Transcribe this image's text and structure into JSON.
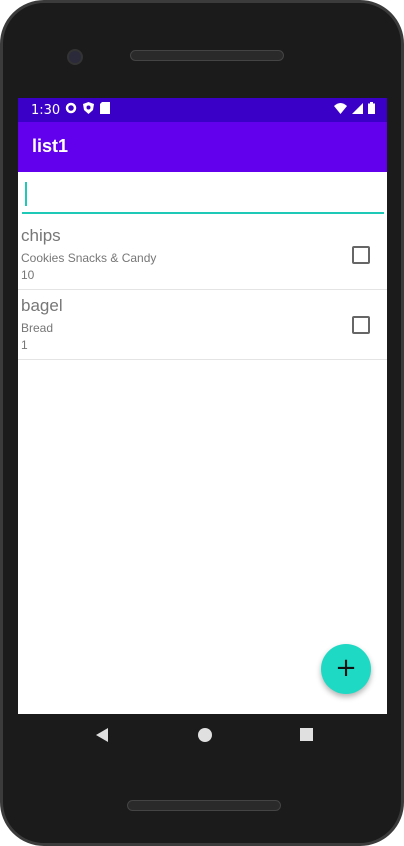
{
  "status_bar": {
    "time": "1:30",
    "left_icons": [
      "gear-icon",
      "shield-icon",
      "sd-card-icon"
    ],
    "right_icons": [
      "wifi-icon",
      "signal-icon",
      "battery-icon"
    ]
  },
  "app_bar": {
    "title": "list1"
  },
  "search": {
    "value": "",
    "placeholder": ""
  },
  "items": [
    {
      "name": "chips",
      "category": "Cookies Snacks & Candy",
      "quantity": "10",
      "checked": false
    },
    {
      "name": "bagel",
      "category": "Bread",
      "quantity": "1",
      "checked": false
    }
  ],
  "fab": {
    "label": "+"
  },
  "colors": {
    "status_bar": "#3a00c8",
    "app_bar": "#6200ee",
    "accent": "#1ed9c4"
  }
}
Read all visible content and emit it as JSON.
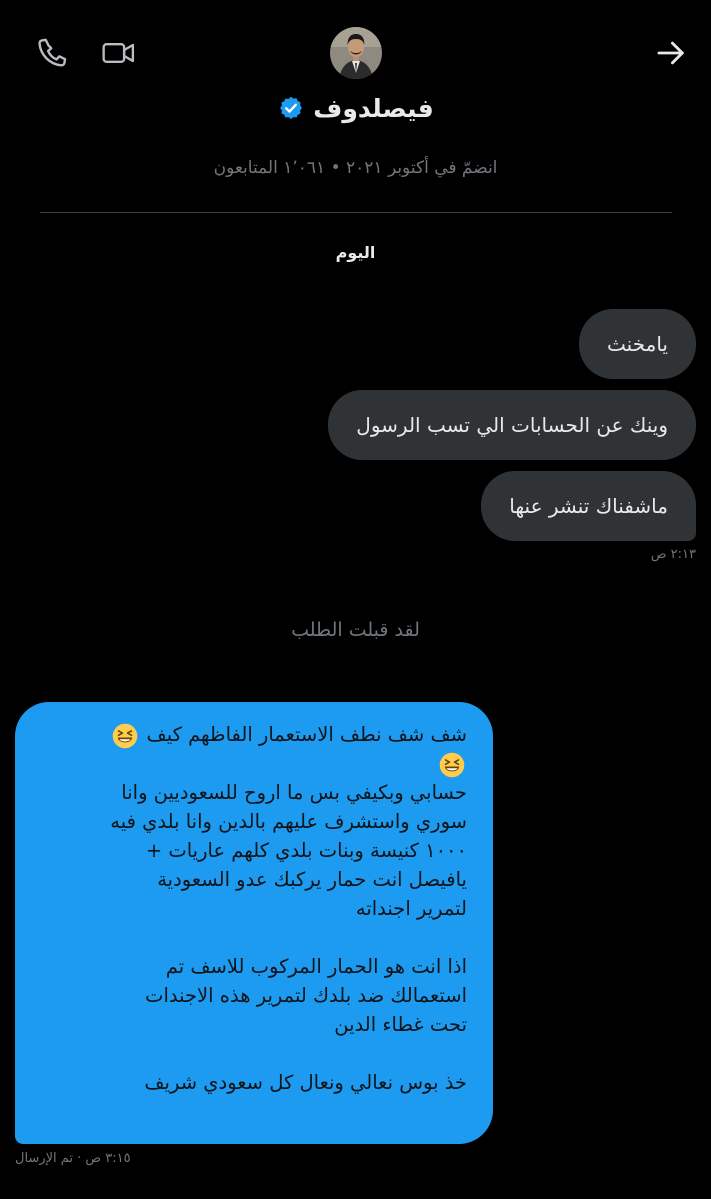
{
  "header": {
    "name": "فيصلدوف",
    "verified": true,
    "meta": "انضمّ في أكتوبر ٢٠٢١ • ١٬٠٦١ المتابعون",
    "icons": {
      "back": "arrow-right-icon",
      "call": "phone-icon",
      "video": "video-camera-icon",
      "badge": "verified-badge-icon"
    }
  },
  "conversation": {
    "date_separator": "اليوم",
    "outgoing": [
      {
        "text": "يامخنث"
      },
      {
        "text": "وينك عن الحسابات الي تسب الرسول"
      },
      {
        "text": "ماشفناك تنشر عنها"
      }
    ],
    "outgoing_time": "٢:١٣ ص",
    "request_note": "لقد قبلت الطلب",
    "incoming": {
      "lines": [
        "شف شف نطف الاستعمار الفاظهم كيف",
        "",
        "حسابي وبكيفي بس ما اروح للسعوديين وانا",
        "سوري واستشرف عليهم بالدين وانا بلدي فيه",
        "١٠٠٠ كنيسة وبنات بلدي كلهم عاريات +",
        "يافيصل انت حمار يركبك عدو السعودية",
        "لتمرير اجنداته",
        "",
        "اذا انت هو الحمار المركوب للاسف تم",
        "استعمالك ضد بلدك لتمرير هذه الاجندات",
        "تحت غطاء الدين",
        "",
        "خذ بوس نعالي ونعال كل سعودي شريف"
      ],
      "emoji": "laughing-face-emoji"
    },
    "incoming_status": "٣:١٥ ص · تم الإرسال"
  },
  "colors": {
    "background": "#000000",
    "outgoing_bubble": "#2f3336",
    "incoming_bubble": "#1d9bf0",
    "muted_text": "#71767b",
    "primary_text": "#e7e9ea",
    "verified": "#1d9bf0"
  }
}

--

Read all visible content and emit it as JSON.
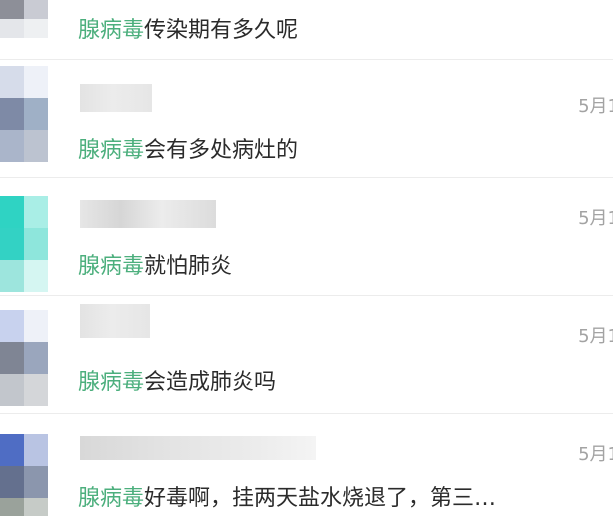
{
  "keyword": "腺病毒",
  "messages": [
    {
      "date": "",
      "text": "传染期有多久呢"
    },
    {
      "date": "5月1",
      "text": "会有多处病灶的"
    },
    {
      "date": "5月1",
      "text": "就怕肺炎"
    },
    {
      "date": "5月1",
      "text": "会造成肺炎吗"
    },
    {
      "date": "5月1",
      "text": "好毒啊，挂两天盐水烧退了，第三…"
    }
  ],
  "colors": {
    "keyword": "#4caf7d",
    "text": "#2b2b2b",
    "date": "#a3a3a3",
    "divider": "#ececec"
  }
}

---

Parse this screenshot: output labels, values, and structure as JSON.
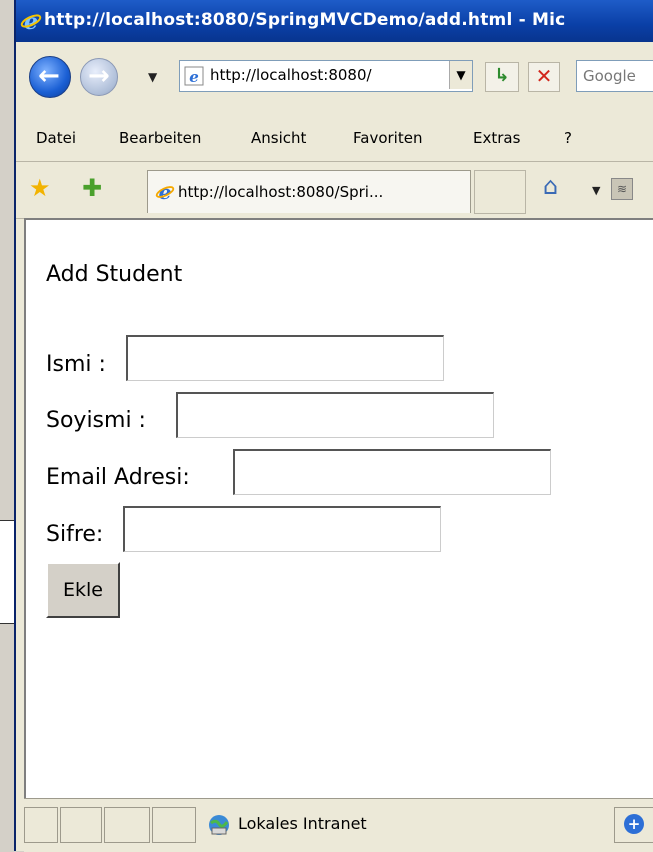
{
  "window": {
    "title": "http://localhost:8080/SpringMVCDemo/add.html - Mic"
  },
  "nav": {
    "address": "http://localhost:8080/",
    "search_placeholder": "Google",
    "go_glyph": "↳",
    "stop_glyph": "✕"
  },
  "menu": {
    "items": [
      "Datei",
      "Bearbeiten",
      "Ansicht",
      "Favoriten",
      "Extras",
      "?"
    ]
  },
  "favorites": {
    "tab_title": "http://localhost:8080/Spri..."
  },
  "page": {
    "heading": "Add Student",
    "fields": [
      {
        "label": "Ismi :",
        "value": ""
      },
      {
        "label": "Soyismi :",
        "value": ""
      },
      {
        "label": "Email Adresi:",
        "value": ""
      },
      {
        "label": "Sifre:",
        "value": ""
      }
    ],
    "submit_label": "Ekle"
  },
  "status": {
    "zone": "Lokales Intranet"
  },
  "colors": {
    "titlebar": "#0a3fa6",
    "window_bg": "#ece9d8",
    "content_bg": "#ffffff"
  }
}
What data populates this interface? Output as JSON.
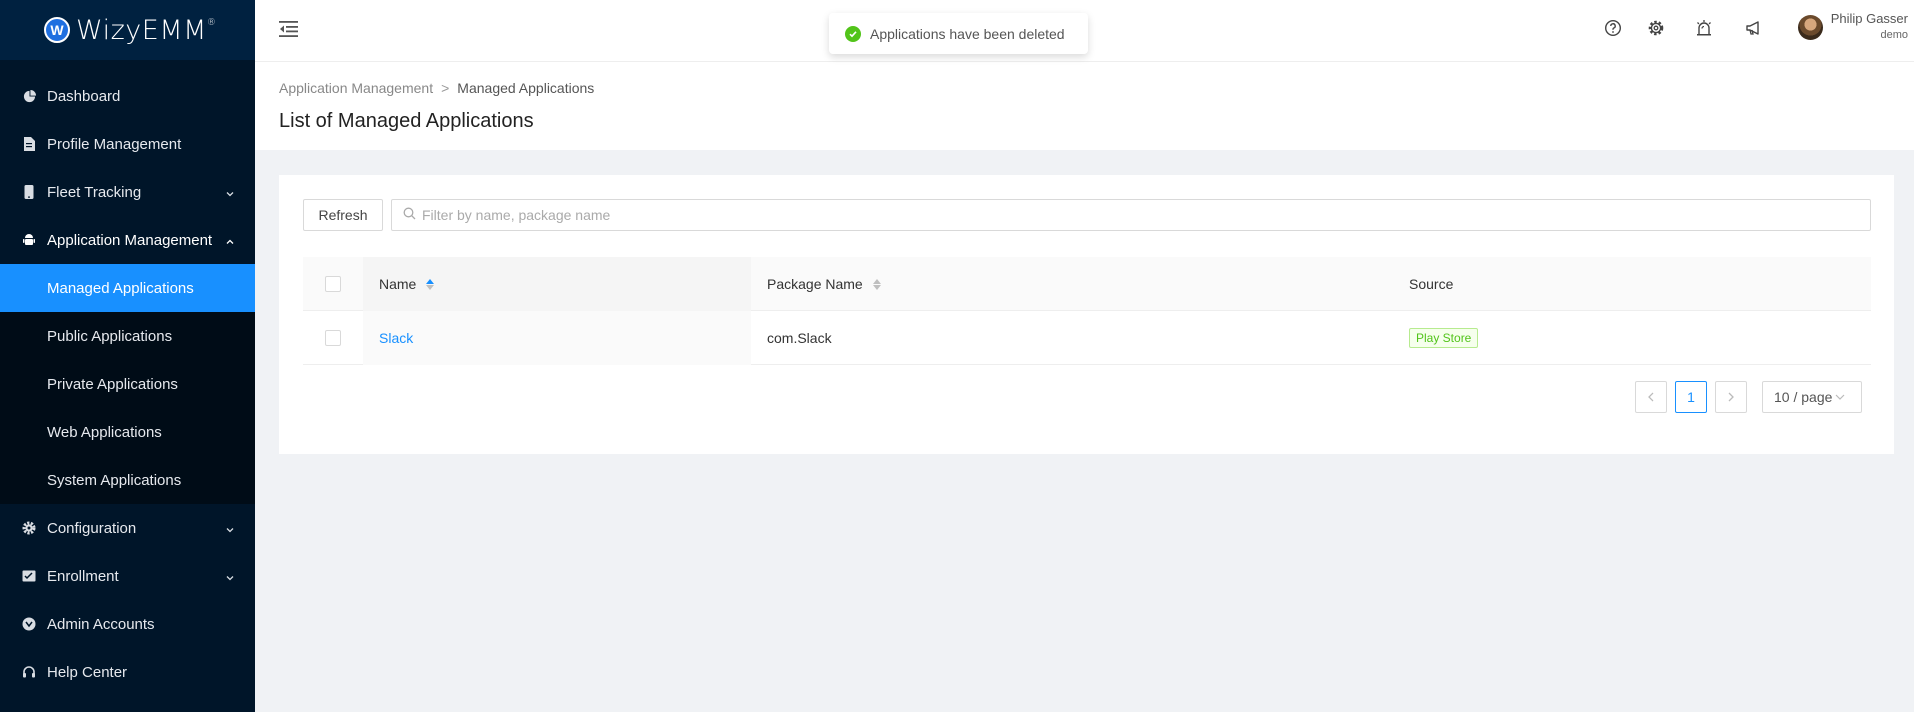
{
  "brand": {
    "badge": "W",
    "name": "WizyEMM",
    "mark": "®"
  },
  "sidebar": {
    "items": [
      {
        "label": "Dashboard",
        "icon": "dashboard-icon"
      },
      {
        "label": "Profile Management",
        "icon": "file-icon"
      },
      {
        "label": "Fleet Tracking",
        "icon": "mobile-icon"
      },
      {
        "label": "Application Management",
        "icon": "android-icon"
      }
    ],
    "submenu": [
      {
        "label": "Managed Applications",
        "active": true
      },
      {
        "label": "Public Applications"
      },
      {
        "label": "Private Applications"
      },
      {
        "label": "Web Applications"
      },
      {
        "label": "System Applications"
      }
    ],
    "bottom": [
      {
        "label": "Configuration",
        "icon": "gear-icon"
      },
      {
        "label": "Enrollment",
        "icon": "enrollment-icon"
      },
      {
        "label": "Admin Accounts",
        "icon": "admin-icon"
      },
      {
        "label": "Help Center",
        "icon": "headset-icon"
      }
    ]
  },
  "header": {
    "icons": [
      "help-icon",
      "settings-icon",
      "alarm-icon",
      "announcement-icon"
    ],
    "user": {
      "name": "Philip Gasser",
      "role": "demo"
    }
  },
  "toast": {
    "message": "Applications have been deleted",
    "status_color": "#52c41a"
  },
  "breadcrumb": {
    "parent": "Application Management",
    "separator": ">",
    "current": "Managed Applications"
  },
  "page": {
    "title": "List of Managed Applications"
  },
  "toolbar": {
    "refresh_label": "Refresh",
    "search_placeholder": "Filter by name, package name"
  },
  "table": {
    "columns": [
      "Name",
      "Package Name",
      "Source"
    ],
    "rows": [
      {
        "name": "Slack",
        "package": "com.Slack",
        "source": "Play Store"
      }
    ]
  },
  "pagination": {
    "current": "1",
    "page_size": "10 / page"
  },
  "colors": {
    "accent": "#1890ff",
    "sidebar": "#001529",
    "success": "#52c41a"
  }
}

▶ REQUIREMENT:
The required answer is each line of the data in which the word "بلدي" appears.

▶ ANSWER AREA:
        "سوري واستشرف عليهم بالدين وانا بلدي فيه",
        "١٠٠٠ كنيسة وبنات بلدي كلهم عاريات +",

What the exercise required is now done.